Data section →

####################

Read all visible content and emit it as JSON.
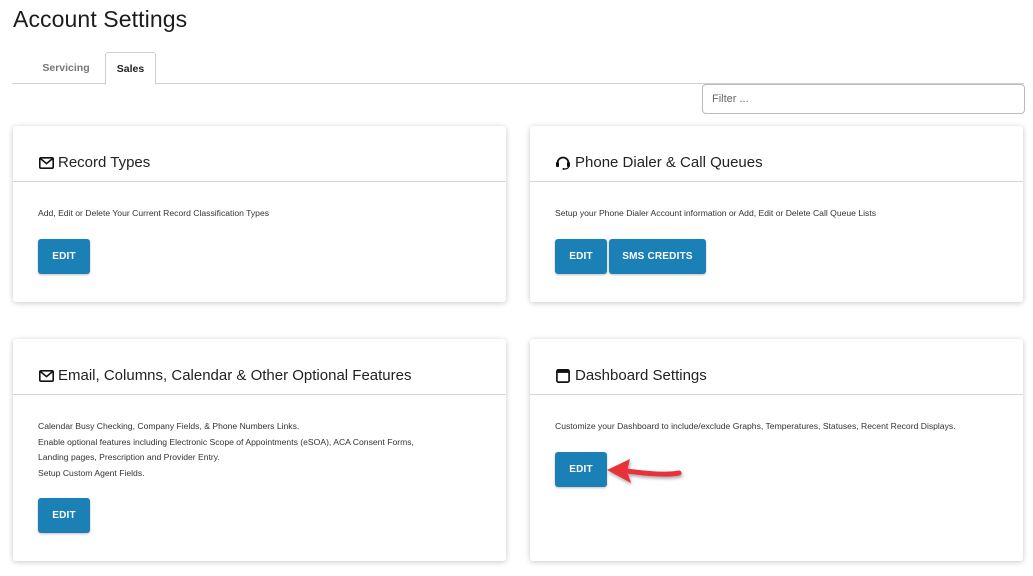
{
  "page": {
    "title": "Account Settings"
  },
  "tabs": [
    {
      "label": "Servicing",
      "active": false
    },
    {
      "label": "Sales",
      "active": true
    }
  ],
  "filter": {
    "placeholder": "Filter ...",
    "value": ""
  },
  "cards": [
    {
      "title": "Record Types",
      "icon": "envelope-icon",
      "description": [
        "Add, Edit or Delete Your Current Record Classification Types"
      ],
      "buttons": [
        "EDIT"
      ]
    },
    {
      "title": "Phone Dialer & Call Queues",
      "icon": "headset-icon",
      "description": [
        "Setup your Phone Dialer Account information or Add, Edit or Delete Call Queue Lists"
      ],
      "buttons": [
        "EDIT",
        "SMS CREDITS"
      ]
    },
    {
      "title": "Email, Columns, Calendar & Other Optional Features",
      "icon": "envelope-icon",
      "description": [
        "Calendar Busy Checking, Company Fields, & Phone Numbers Links.",
        "Enable optional features including Electronic Scope of Appointments (eSOA), ACA Consent Forms,",
        "Landing pages, Prescription and Provider Entry.",
        "Setup Custom Agent Fields."
      ],
      "buttons": [
        "EDIT"
      ]
    },
    {
      "title": "Dashboard Settings",
      "icon": "window-icon",
      "description": [
        "Customize your Dashboard to include/exclude Graphs, Temperatures, Statuses, Recent Record Displays."
      ],
      "buttons": [
        "EDIT"
      ]
    }
  ],
  "annotation": {
    "icon": "red-arrow-icon",
    "color": "#e8333a"
  },
  "colors": {
    "button": "#1b80b6",
    "button_text": "#ffffff"
  }
}
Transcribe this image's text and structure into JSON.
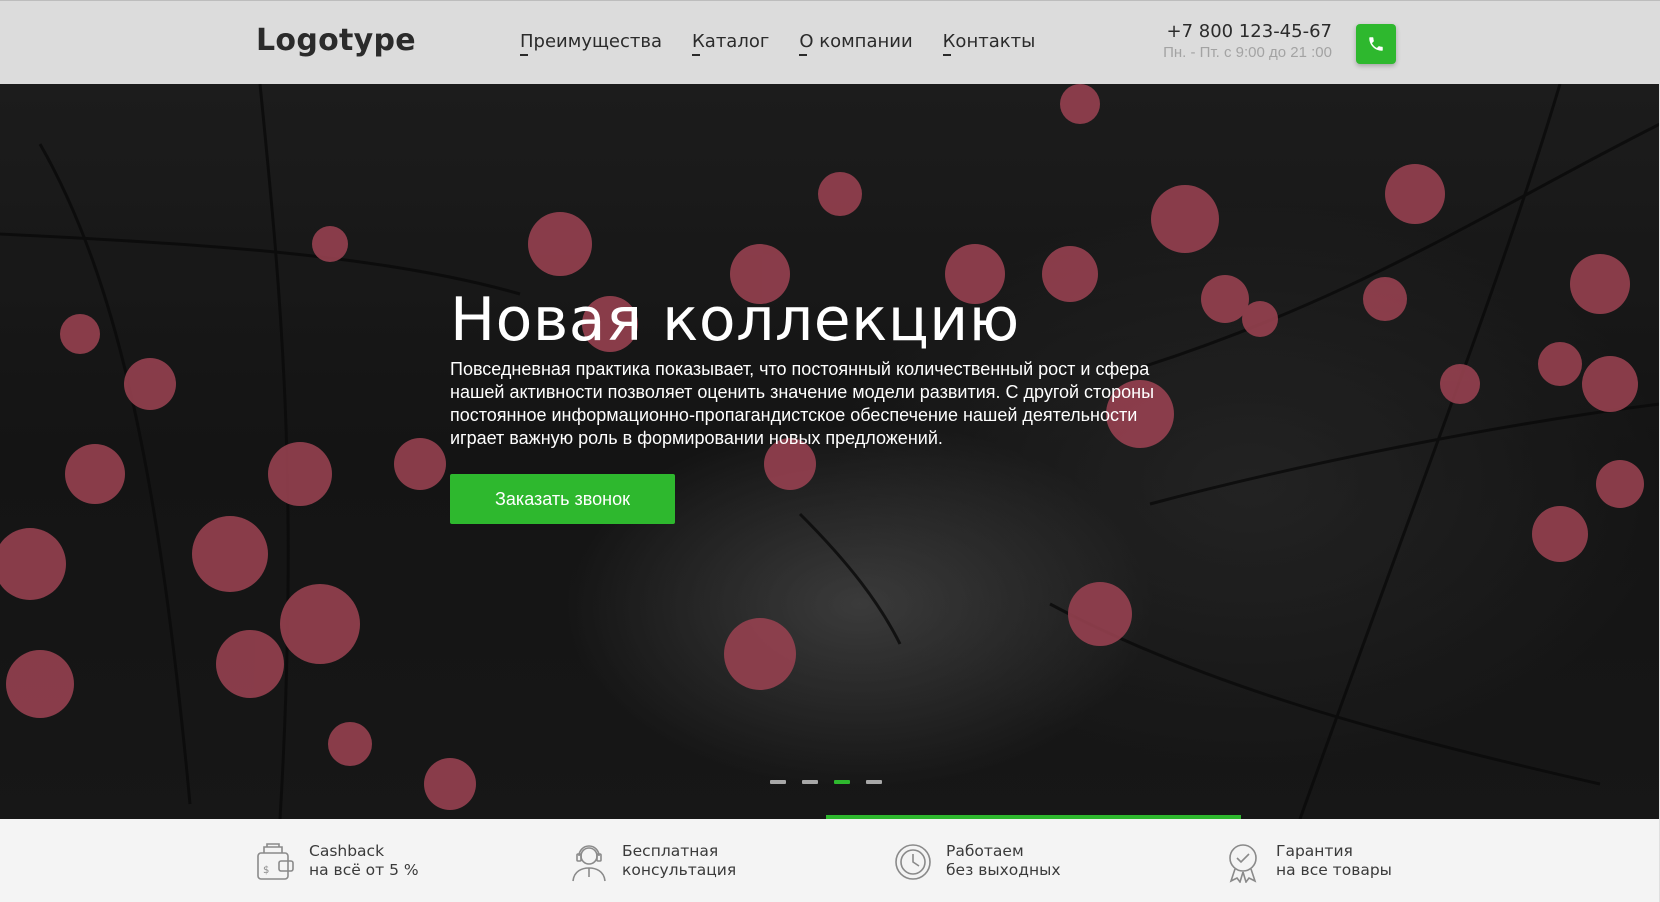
{
  "header": {
    "logo": "Logotype",
    "nav": [
      "Преимущества",
      "Каталог",
      "О компании",
      "Контакты"
    ],
    "phone": "+7 800 123-45-67",
    "hours": "Пн. - Пт. с 9:00 до 21 :00"
  },
  "hero": {
    "title": "Новая коллекцию",
    "text": "Повседневная практика показывает, что постоянный количественный рост и сфера нашей активности позволяет оценить значение модели развития. С другой стороны постоянное информационно-пропагандистское обеспечение нашей деятельности играет важную роль в формировании новых предложений.",
    "cta": "Заказать звонок",
    "slides_total": 4,
    "active_slide": 3
  },
  "features": [
    {
      "line1": "Cashback",
      "line2": "на всё от 5 %",
      "icon": "wallet-icon"
    },
    {
      "line1": "Бесплатная",
      "line2": "консультация",
      "icon": "support-agent-icon"
    },
    {
      "line1": "Работаем",
      "line2": "без выходных",
      "icon": "clock-icon"
    },
    {
      "line1": "Гарантия",
      "line2": "на все товары",
      "icon": "badge-check-icon"
    }
  ],
  "colors": {
    "accent": "#2eb82e",
    "header_bg": "#dcdcdc",
    "features_bg": "#f4f4f4"
  }
}
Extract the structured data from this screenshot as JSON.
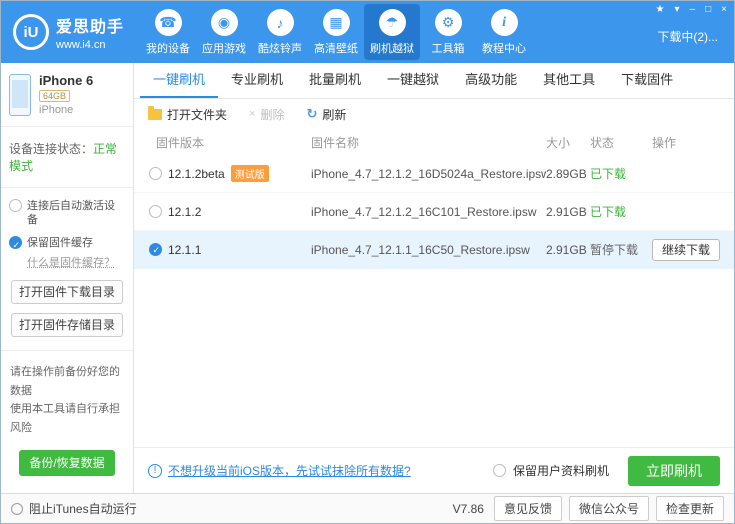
{
  "colors": {
    "header_blue": "#3b96ec",
    "accent_blue": "#2a8ae2",
    "green": "#3cb33c",
    "badge_orange": "#ff9d3d",
    "row_selected_bg": "#e7f3fd"
  },
  "header": {
    "logo": {
      "badge": "iU",
      "title": "爱思助手",
      "url": "www.i4.cn"
    },
    "window_controls": {
      "gift": "★",
      "skin": "▾",
      "minimize": "–",
      "maximize": "□",
      "close": "×"
    },
    "download_status": "下载中(2)...",
    "nav": [
      {
        "label": "我的设备",
        "glyph": "☎"
      },
      {
        "label": "应用游戏",
        "glyph": "◉"
      },
      {
        "label": "酷炫铃声",
        "glyph": "♪"
      },
      {
        "label": "高清壁纸",
        "glyph": "▦"
      },
      {
        "label": "刷机越狱",
        "glyph": "☂",
        "active": true
      },
      {
        "label": "工具箱",
        "glyph": "⚙"
      },
      {
        "label": "教程中心",
        "glyph": "i"
      }
    ]
  },
  "sidebar": {
    "device": {
      "name": "iPhone 6",
      "capacity": "64GB",
      "type": "iPhone"
    },
    "connection": {
      "label": "设备连接状态：",
      "value": "正常模式"
    },
    "auto_activate": "连接后自动激活设备",
    "keep_cache": "保留固件缓存",
    "cache_link": "什么是固件缓存？",
    "open_download_dir": "打开固件下载目录",
    "open_storage_dir": "打开固件存储目录",
    "warning_line1": "请在操作前备份好您的数据",
    "warning_line2": "使用本工具请自行承担风险",
    "backup_button": "备份/恢复数据"
  },
  "main": {
    "tabs": [
      {
        "label": "一键刷机",
        "active": true
      },
      {
        "label": "专业刷机"
      },
      {
        "label": "批量刷机"
      },
      {
        "label": "一键越狱"
      },
      {
        "label": "高级功能"
      },
      {
        "label": "其他工具"
      },
      {
        "label": "下载固件"
      }
    ],
    "toolbar": {
      "open_folder": "打开文件夹",
      "delete_label": "删除",
      "delete_icon": "×",
      "refresh_label": "刷新",
      "refresh_icon": "↻"
    },
    "table": {
      "headers": [
        "固件版本",
        "固件名称",
        "大小",
        "状态",
        "操作"
      ],
      "rows": [
        {
          "version": "12.1.2beta",
          "beta_badge": "测试版",
          "name": "iPhone_4.7_12.1.2_16D5024a_Restore.ipsw",
          "size": "2.89GB",
          "status": "已下载",
          "selected": false
        },
        {
          "version": "12.1.2",
          "name": "iPhone_4.7_12.1.2_16C101_Restore.ipsw",
          "size": "2.91GB",
          "status": "已下载",
          "selected": false
        },
        {
          "version": "12.1.1",
          "name": "iPhone_4.7_12.1.1_16C50_Restore.ipsw",
          "size": "2.91GB",
          "status": "暂停下载",
          "selected": true,
          "action": "继续下载"
        }
      ]
    },
    "footer": {
      "tip_icon": "!",
      "tip_link": "不想升级当前iOS版本，先试试抹除所有数据?",
      "keep_user_data": "保留用户资料刷机",
      "flash_button": "立即刷机"
    }
  },
  "statusbar": {
    "block_itunes": "阻止iTunes自动运行",
    "version": "V7.86",
    "feedback": "意见反馈",
    "wechat": "微信公众号",
    "check_update": "检查更新"
  }
}
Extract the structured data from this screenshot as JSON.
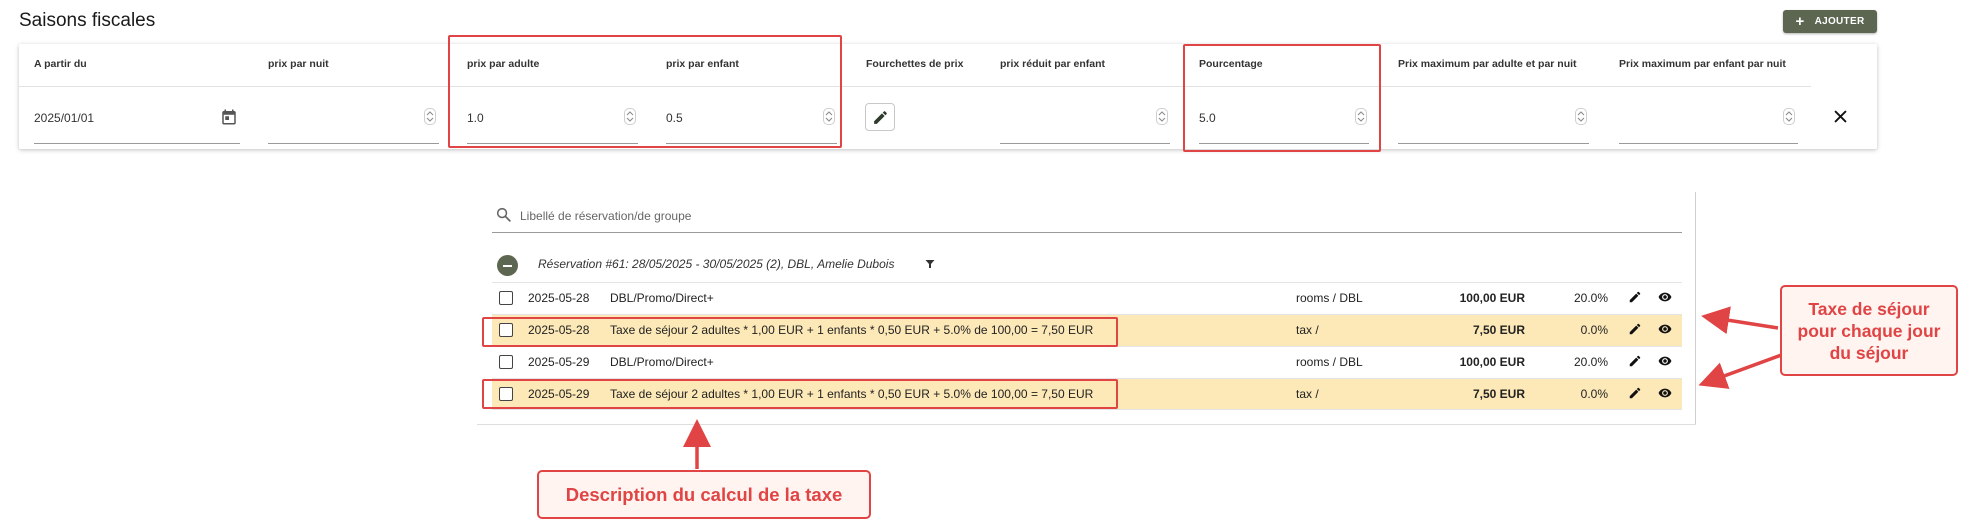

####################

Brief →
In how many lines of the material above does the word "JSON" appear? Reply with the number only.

Solution →
4